You’ve likely never heard of William Natcher, which would have been just fine with him.
Natcher spent four decades in Congress representing the area around Bowling Green, Ky., and for the most part the national press ignored him, just as he ignored them. He didn’t have time for burnishing his public image; he was what is known on Capitol Hill as “a workhorse, not a show horse.”
For many years, Natcher headed a subcommittee of the House Appropriations Committee that dealt with the departments of Labor and Health and Human Services. In his day, the appropriations subcommittee leaders were arguably the most powerful legislators on Capitol Hill: they were known as “the College of Cardinals” and were feared and respected not just by their colleagues but, more importantly, by the people who ran the executive-branch departments they oversaw.
These days, the position carries much less power.

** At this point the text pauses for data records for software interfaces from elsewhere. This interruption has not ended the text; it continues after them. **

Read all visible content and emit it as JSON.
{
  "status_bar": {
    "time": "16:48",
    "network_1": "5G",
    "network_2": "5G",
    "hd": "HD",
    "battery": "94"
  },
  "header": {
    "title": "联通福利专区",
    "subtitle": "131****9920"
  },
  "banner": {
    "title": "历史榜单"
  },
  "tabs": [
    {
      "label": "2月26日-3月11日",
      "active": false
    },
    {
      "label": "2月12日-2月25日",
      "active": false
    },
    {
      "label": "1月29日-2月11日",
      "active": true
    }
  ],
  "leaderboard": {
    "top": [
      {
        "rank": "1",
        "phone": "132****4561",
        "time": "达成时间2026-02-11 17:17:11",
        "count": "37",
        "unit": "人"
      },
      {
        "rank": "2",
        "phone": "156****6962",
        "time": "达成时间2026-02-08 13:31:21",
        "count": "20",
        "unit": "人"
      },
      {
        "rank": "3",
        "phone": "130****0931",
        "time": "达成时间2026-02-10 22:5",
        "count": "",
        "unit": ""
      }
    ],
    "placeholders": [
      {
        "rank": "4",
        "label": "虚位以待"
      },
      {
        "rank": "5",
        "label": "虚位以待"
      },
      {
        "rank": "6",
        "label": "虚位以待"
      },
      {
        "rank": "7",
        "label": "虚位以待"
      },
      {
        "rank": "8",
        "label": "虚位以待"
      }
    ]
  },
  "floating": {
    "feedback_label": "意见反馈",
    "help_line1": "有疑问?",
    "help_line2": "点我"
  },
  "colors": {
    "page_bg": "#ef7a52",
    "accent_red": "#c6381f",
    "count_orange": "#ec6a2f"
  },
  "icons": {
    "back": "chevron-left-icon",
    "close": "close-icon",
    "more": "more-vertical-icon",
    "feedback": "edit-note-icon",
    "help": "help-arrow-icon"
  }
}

As Scott Lilly, a longtime congressional staffer who now teaches at Georgetown University, put it recently in an insightful article for the congressional-affairs journal Extensions, the chairmen once known as the Cardinals are now “more like a ragtag band of parish priests.”